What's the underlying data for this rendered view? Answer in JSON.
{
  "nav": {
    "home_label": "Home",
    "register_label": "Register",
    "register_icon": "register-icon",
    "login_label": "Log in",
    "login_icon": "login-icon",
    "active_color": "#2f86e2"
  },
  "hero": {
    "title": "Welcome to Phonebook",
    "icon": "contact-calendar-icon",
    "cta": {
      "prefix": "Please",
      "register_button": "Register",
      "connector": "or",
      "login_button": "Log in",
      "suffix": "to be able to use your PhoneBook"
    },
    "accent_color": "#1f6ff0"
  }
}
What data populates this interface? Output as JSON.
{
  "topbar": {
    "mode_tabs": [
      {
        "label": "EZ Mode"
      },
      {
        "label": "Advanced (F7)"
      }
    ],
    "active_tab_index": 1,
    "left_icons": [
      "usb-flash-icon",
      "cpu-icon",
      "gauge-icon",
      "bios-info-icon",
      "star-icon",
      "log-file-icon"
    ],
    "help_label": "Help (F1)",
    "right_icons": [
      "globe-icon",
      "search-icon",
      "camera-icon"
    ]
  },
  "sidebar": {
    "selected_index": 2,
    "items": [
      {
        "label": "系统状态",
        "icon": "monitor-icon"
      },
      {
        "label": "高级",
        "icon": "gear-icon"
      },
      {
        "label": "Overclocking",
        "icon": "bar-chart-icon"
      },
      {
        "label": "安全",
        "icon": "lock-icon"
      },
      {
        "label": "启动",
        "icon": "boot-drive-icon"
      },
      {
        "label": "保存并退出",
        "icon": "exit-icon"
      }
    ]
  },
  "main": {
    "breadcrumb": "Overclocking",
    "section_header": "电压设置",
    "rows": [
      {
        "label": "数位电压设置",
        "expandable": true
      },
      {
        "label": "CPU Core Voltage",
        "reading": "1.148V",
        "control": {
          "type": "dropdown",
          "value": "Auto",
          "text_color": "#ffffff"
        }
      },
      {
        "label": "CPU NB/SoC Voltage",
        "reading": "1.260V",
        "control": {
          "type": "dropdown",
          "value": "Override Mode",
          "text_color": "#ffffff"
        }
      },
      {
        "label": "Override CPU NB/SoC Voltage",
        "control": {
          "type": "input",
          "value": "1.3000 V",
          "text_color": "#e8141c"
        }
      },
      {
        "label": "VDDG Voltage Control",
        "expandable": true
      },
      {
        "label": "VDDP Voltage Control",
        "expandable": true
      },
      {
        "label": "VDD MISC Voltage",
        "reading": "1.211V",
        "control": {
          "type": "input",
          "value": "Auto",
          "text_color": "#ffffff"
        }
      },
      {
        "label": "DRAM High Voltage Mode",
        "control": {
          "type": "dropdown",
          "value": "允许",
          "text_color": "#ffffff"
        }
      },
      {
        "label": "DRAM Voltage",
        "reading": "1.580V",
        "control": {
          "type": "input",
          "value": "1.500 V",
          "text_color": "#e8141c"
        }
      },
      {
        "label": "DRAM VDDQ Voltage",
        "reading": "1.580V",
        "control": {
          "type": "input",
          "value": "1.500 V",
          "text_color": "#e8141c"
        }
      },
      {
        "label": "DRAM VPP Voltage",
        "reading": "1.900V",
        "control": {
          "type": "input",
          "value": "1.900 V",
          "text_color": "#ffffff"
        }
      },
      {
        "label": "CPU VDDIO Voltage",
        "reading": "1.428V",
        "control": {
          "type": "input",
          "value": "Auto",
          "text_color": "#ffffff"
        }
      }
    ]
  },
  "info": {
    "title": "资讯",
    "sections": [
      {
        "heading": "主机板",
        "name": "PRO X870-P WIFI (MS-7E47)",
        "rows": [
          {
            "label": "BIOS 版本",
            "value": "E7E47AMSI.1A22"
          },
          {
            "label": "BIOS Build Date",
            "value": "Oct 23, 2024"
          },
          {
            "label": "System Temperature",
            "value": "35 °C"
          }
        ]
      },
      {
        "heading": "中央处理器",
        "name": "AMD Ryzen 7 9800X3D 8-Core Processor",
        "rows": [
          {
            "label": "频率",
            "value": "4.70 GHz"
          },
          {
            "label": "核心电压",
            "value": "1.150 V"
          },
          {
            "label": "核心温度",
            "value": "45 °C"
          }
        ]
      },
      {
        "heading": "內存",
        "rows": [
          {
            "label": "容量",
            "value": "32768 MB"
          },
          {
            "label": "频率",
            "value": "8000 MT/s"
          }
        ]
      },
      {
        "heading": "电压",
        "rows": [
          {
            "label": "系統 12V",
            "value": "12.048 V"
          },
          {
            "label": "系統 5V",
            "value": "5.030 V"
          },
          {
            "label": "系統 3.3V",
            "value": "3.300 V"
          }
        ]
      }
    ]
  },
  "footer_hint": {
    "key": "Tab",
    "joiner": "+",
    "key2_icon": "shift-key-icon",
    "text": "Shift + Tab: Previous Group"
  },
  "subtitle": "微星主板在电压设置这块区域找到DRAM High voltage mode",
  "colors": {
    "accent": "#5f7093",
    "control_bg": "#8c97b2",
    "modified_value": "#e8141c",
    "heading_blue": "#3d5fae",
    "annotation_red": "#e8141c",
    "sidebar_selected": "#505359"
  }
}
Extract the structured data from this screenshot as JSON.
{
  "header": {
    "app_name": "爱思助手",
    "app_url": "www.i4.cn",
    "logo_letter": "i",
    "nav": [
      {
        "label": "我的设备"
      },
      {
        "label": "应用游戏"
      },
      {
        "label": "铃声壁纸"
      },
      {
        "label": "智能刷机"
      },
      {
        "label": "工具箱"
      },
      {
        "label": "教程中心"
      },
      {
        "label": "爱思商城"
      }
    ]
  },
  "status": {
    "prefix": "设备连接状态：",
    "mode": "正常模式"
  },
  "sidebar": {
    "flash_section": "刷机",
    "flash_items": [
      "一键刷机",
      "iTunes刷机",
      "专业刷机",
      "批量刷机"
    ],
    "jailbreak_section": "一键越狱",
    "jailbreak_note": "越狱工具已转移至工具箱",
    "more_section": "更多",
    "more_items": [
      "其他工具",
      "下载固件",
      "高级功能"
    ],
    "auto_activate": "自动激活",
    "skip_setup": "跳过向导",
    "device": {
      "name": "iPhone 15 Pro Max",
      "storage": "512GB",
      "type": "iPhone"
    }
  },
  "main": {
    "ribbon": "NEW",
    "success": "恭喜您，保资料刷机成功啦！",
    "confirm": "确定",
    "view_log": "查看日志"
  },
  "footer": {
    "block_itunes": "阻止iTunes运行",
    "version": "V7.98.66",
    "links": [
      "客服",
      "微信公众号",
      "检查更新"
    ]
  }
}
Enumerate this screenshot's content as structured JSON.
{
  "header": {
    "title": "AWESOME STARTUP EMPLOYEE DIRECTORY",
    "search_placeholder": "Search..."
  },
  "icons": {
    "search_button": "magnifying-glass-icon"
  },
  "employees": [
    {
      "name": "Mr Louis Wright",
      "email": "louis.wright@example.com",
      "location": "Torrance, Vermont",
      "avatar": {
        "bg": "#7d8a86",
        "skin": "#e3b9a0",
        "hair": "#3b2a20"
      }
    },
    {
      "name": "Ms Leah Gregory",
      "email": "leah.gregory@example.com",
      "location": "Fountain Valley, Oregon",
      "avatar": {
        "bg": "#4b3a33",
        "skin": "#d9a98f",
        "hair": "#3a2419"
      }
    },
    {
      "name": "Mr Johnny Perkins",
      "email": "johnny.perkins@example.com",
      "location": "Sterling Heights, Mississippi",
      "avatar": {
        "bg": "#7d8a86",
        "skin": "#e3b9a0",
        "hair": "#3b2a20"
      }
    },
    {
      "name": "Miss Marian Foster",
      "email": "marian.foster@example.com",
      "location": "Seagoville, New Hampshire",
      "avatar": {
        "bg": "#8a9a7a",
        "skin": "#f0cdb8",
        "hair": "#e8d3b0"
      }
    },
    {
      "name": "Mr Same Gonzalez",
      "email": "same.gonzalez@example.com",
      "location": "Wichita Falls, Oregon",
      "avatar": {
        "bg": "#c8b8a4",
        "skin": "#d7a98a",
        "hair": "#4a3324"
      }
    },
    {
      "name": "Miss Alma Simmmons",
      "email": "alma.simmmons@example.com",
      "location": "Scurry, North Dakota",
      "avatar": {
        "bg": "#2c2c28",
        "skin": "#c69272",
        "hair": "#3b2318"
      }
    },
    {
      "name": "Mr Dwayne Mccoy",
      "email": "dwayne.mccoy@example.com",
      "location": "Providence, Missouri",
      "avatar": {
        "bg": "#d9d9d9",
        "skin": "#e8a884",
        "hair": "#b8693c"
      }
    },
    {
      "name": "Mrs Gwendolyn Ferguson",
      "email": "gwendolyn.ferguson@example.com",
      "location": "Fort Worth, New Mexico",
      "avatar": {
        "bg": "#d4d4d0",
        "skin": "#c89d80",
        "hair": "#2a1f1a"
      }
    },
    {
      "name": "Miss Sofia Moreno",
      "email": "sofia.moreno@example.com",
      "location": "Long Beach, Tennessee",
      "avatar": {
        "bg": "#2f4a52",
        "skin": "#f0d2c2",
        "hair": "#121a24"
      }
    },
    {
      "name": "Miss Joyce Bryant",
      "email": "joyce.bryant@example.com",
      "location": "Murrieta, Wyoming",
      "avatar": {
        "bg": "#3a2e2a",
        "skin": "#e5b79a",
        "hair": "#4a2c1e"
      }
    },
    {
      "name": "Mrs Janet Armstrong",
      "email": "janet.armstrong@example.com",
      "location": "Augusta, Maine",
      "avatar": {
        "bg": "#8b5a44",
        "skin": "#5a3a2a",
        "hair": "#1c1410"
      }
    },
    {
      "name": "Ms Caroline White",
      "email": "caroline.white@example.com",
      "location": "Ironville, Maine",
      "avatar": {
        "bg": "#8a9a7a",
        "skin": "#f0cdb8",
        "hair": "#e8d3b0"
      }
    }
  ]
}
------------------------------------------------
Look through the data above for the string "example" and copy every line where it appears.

Written response:
      "email": "louis.wright@example.com",
      "email": "leah.gregory@example.com",
      "email": "johnny.perkins@example.com",
      "email": "marian.foster@example.com",
      "email": "same.gonzalez@example.com",
      "email": "alma.simmmons@example.com",
      "email": "dwayne.mccoy@example.com",
      "email": "gwendolyn.ferguson@example.com",
      "email": "sofia.moreno@example.com",
      "email": "joyce.bryant@example.com",
      "email": "janet.armstrong@example.com",
      "email": "caroline.white@example.com",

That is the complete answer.